  • The best way to visualize routing is to imagine how all of the networks are connected together.
  • Each node in the network is a packet switch.
  • Each connection between switches is a link or an edge.
default routes
Default Routes
  • Default routes allow for the simplification of routing tables.
  • Since many packets would have the same routes, a default route would reduce the amount of work the router/switch would have to do.
default routing cont
Default Routing (cont.)
  • Only one default route per device is allowed.
  • The default route has lower priority to other entered routes.
  • If a transmission does not find a valid route, it will send the packet down the default route.
determination of the routing table
Determination of the Routing Table
  • Two ways exist for route determination:
    • Static routing
    • Dynamic routing
  • Why have different options?
static routing
Static Routing
  • Static routing is the most straightforward of the two schemes.
  • Pros:
    • Simple to visualize
    • Low overhead on devices which perform routing
  • Cons:
    • Static, inflexible
dynamic routing
Dynamic Routing
  • Dynamic routing can be very confusing.
  • Multiple types of dynamic routing exist:
    • OSPF
    • IGRP
    • BGP
    • RIP
  • Main disadvantage of dynamic routing: difficult to understand.
  • OSPF – Open Shortest Path First
  • Uses a system of metrics to determine route preference.
  • The entire route preference is the sum of the individual metrics of the links between the computers.
  • The routers send their routing tables out periodically to their neighbors.
common wan technologies
Common WAN Technologies
  • ATM- Asynchronous Transfer Mode
  • Frame Relay
  • Data is divided into small, fixed packets called cells.
  • Each cell is 53 octets:
    • 5 octets for header info
    • 48 octets for data transmission

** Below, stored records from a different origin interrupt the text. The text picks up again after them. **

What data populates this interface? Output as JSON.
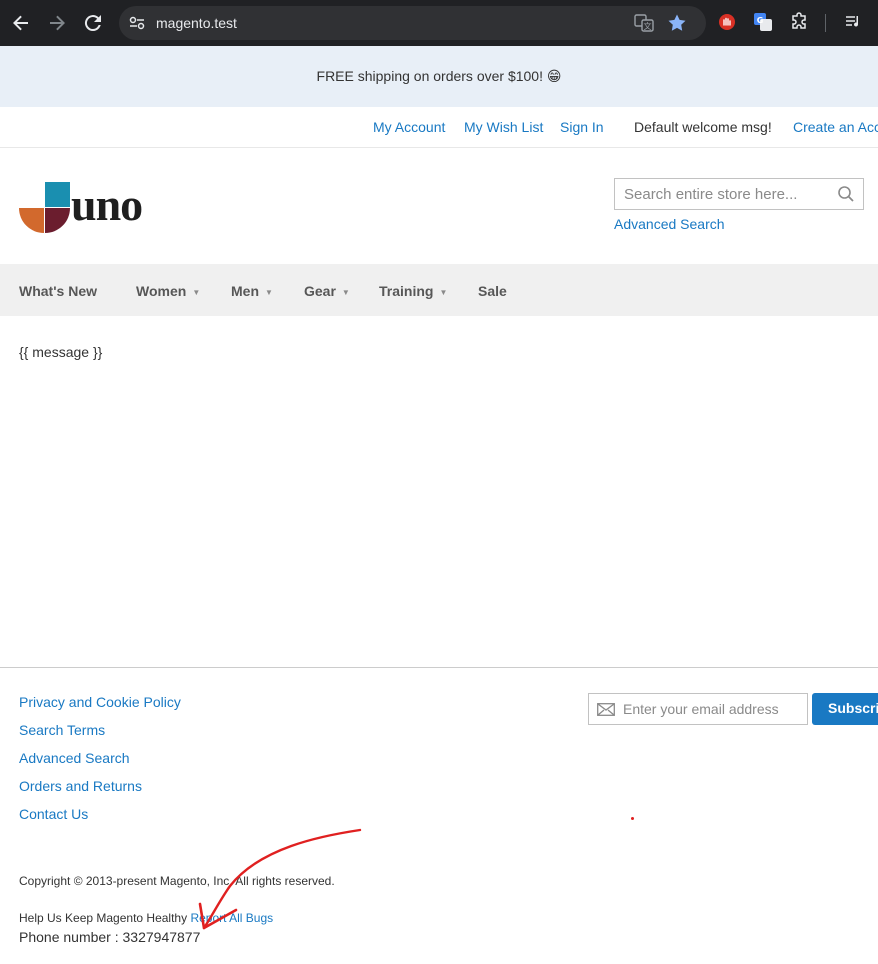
{
  "browser": {
    "url": "magento.test"
  },
  "promo": {
    "text": "FREE shipping on orders over $100! 😁"
  },
  "header_links": {
    "my_account": "My Account",
    "my_wish_list": "My Wish List",
    "sign_in": "Sign In",
    "welcome": "Default welcome msg!",
    "create_account": "Create an Account"
  },
  "logo": {
    "text": "uno",
    "colors": [
      "#1a8fb0",
      "#d2692d",
      "#6b1d2e"
    ]
  },
  "search": {
    "placeholder": "Search entire store here...",
    "advanced": "Advanced Search"
  },
  "nav": {
    "items": [
      {
        "label": "What's New",
        "has_dropdown": false
      },
      {
        "label": "Women",
        "has_dropdown": true
      },
      {
        "label": "Men",
        "has_dropdown": true
      },
      {
        "label": "Gear",
        "has_dropdown": true
      },
      {
        "label": "Training",
        "has_dropdown": true
      },
      {
        "label": "Sale",
        "has_dropdown": false
      }
    ]
  },
  "content": {
    "message": "{{ message }}"
  },
  "footer": {
    "links": [
      "Privacy and Cookie Policy",
      "Search Terms",
      "Advanced Search",
      "Orders and Returns",
      "Contact Us"
    ],
    "newsletter_placeholder": "Enter your email address",
    "subscribe": "Subscribe",
    "copyright": "Copyright © 2013-present Magento, Inc. All rights reserved.",
    "help_text": "Help Us Keep Magento Healthy",
    "help_link": "Report All Bugs",
    "phone": "Phone number : 3327947877"
  },
  "colors": {
    "link": "#1979c3",
    "promo_bg": "#e8eff7",
    "nav_bg": "#f0f0f0",
    "annotation": "#e02020"
  }
}
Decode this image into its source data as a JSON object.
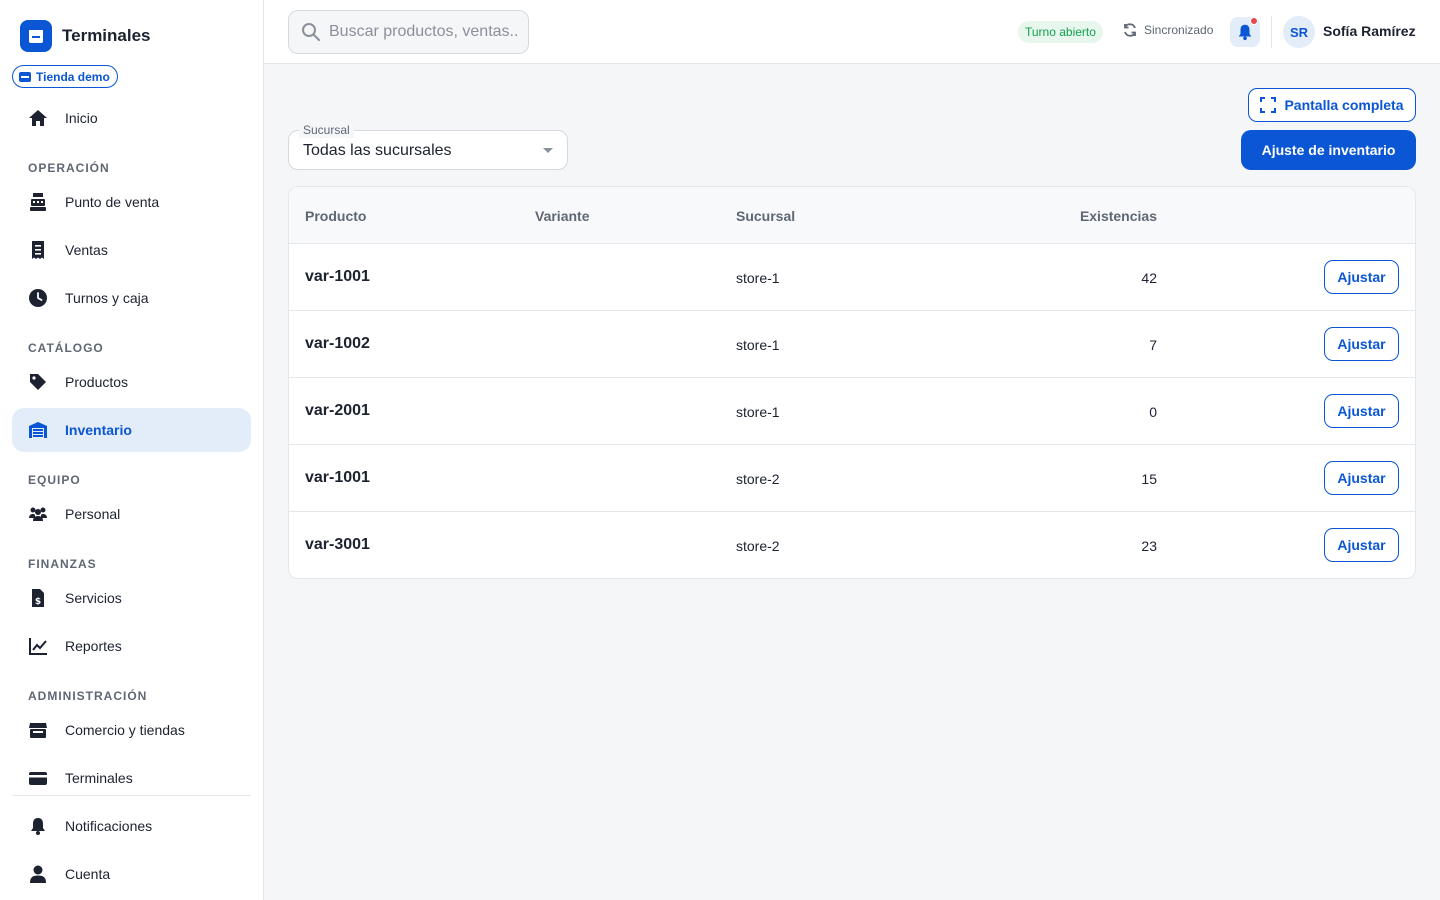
{
  "app": {
    "title": "Terminales",
    "store_badge": "Tienda demo"
  },
  "colors": {
    "accent": "#0b56d4",
    "success": "#12a150",
    "danger": "#e5484d"
  },
  "sidebar": {
    "home": {
      "label": "Inicio",
      "icon": "home-icon"
    },
    "sections": [
      {
        "label": "OPERACIÓN",
        "items": [
          {
            "label": "Punto de venta",
            "icon": "cash-register-icon"
          },
          {
            "label": "Ventas",
            "icon": "receipt-icon"
          },
          {
            "label": "Turnos y caja",
            "icon": "clock-icon"
          }
        ]
      },
      {
        "label": "CATÁLOGO",
        "items": [
          {
            "label": "Productos",
            "icon": "tag-icon"
          },
          {
            "label": "Inventario",
            "icon": "warehouse-icon",
            "active": true
          }
        ]
      },
      {
        "label": "EQUIPO",
        "items": [
          {
            "label": "Personal",
            "icon": "users-icon"
          }
        ]
      },
      {
        "label": "FINANZAS",
        "items": [
          {
            "label": "Servicios",
            "icon": "invoice-dollar-icon"
          },
          {
            "label": "Reportes",
            "icon": "line-chart-icon"
          }
        ]
      },
      {
        "label": "ADMINISTRACIÓN",
        "items": [
          {
            "label": "Comercio y tiendas",
            "icon": "store-icon"
          },
          {
            "label": "Terminales",
            "icon": "credit-card-icon"
          }
        ]
      }
    ],
    "bottom": [
      {
        "label": "Notificaciones",
        "icon": "bell-icon"
      },
      {
        "label": "Cuenta",
        "icon": "user-icon"
      }
    ]
  },
  "topbar": {
    "search_placeholder": "Buscar productos, ventas...",
    "shift_status": "Turno abierto",
    "sync_status": "Sincronizado",
    "user_initials": "SR",
    "user_name": "Sofía Ramírez"
  },
  "toolbar": {
    "fullscreen_label": "Pantalla completa",
    "adjust_inventory_label": "Ajuste de inventario",
    "branch_label": "Sucursal",
    "branch_value": "Todas las sucursales"
  },
  "table": {
    "headers": {
      "product": "Producto",
      "variant": "Variante",
      "branch": "Sucursal",
      "stock": "Existencias"
    },
    "action_label": "Ajustar",
    "rows": [
      {
        "product": "var-1001",
        "variant": "",
        "branch": "store-1",
        "stock": "42"
      },
      {
        "product": "var-1002",
        "variant": "",
        "branch": "store-1",
        "stock": "7"
      },
      {
        "product": "var-2001",
        "variant": "",
        "branch": "store-1",
        "stock": "0"
      },
      {
        "product": "var-1001",
        "variant": "",
        "branch": "store-2",
        "stock": "15"
      },
      {
        "product": "var-3001",
        "variant": "",
        "branch": "store-2",
        "stock": "23"
      }
    ]
  }
}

  • ATM originally designed for simultaneous transmission of data, voice, and video.
  • Quality of Service (QOS) is adjustable with bandwidth needs: higher for video, lower for data and video.
atm cont
ATM (cont).
  • Connections are usually 155Mbps OC-3.
  • Uses the “cloud” concept.
frame relay
Frame Relay
  • Data is divided into small, variable sized cells, up to 16,000 octets!
  • Up to 1.544Mbps transmission rate.
  • Uses “cloud” concept – shared bandwidth with other connections.